How to respond if a candidate's salary request is higher than expected or more than your budget.

It can be discouraging to find a great candidate for your open role, only to discover they’re asking for a higher salary than you can afford.

First things first, check to see if there could be room in the budget to meet their salary expectations. Great talent can sometimes come with a higher salary, but that might also mean great output and potential for growth.

A great place to start is by determining the current market value for the role in question.

To get the best results, opt for fresh, accurate data so you can confidently move forward knowing exactly what you should be paying someone in this position. Great resources for this are sights such as Indeed and GlassDoor.

If their desired compensation is truly out of reach, there’s only one thing you can do: be transparent about your budget restrictions.

Be open early in the process that the requested range is too high but you want to understand better what the candidate is looking for. You can ask something like  “Aside from pay, what are the most important things you look for in a job and/or company?”

If you believe a candidate’s target salary/compensation is ridiculously too high, you might want to consider responding with the following:

“I just want to be honest with you. Your target salary is outside our range. If this is still negotiable, I would like to invite you for an interview and further discuss the role with you. If not, I understand and will not be wasting anymore of your time.”

Keep in mind, the majority of people will work for purpose and the ability to grow. If the company has a clear vision, core values and a great culture almost anybody would take less for growth opportunities and to be in the right place.

If people can jump in and prove their worth and really solve problems and contribute at a high level, that should be rewarded. But there has to be some proven results and behavior- this means you may be able to start lower but create a path to eventually get there.

Be sure to respond to their salary expectations with an honest, transparent conversation about the issue — and make sure to include what you are willing to pay, so your candidate has actual numbers to think over.

Consider this- people are acutely aware what the landscape is right now- they know companies are desperately searching, they may have thrown out a higher number just wondering if you would say yes.
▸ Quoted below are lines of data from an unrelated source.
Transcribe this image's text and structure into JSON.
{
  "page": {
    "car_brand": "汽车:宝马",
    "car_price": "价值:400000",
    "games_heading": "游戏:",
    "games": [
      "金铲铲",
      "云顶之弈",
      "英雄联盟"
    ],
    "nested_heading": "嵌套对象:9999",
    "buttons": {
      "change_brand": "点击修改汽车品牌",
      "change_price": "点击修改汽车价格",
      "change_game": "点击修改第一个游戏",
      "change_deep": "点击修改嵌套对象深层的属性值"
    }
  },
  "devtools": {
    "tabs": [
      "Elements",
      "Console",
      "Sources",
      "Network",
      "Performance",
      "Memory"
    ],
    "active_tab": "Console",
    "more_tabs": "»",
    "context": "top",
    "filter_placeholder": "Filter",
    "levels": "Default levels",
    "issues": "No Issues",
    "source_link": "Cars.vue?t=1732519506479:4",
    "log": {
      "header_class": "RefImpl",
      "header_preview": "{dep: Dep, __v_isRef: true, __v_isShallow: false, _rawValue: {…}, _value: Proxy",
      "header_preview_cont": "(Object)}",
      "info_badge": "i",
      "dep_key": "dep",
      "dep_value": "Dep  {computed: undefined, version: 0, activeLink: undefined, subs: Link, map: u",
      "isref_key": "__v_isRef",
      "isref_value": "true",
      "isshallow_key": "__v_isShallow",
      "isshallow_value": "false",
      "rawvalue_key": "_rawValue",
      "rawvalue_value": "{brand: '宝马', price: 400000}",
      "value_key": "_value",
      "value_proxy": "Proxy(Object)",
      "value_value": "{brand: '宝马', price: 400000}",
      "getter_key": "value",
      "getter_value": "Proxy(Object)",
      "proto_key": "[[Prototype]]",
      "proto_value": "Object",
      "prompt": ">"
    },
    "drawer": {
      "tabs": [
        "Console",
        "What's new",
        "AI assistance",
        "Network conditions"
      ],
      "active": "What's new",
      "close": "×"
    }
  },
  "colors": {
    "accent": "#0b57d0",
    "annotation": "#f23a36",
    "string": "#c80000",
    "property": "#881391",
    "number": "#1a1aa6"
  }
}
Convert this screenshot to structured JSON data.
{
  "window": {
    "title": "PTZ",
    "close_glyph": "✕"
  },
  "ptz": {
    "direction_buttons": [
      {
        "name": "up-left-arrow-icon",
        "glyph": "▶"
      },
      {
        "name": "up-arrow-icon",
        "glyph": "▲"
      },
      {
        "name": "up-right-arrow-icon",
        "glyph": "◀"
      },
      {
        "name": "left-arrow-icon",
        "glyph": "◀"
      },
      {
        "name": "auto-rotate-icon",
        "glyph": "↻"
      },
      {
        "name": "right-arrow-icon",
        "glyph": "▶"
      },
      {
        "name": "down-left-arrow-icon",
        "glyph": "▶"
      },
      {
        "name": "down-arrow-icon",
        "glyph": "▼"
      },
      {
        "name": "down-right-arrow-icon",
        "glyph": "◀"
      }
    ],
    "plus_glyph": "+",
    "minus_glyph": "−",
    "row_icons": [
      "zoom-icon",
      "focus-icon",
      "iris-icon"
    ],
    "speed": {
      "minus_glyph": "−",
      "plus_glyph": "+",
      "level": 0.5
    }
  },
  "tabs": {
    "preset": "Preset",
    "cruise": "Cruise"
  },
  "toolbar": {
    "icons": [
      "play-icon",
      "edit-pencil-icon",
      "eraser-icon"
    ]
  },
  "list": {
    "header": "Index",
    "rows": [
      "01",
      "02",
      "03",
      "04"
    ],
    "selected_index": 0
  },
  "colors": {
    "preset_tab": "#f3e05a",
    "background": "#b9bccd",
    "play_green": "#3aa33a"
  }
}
Don’t make it a deal breaker on the interview, but don’t allow yourself to be held hostage by people taking advantage of the landscape either. Be fair, set clear expectations and have open/honest communication.

This communication is crucial, so be thoughtful about it! 

How to help potential (and existing) team members understand the difference in base rate vs the entire salary/benefit package.

Sometimes team members may have a limited perspective and we can help them understand that compensation is so much more than hourly pay. If you have a great benefit package- health benefits, 401K, PTO etc. But a variety of other benefits can often help tip the scales in your favor with job candidates you can’t afford.

For example, the opportunity to work remotely is growing in popularity, a trend that shows no signs of slowing. You also might consider offering additional paid time off, profit sharing, training opportunities, talk about team health events, or a bonus tied to company performance.

It’s likely they would be willing to adjust their desired pay knowing how much a company is willing to invest.

What if after all that, they say no? Worst case scenario? They reject your offer.

Unfortunately, there’s nothing you can do but let your ideal candidate go — but make sure to not burn your bridges! Assure the applicant that if a relevant role turns up that fits their salary expectations, you’ll make sure to keep them in mind.You shouldn’t give up on a candidate who wants a higher salary than you have budgeted.

Remember, when seeking talent, that personal preferences and professional goals may outweigh dollar signs for many candidates. Then, in the interview and negotiation stages of your search, sell the candidate on those realities.

Remember in today’s landscape, culture is everything, and might just be the thing to help you “sell” your candidate on wanting to join your company.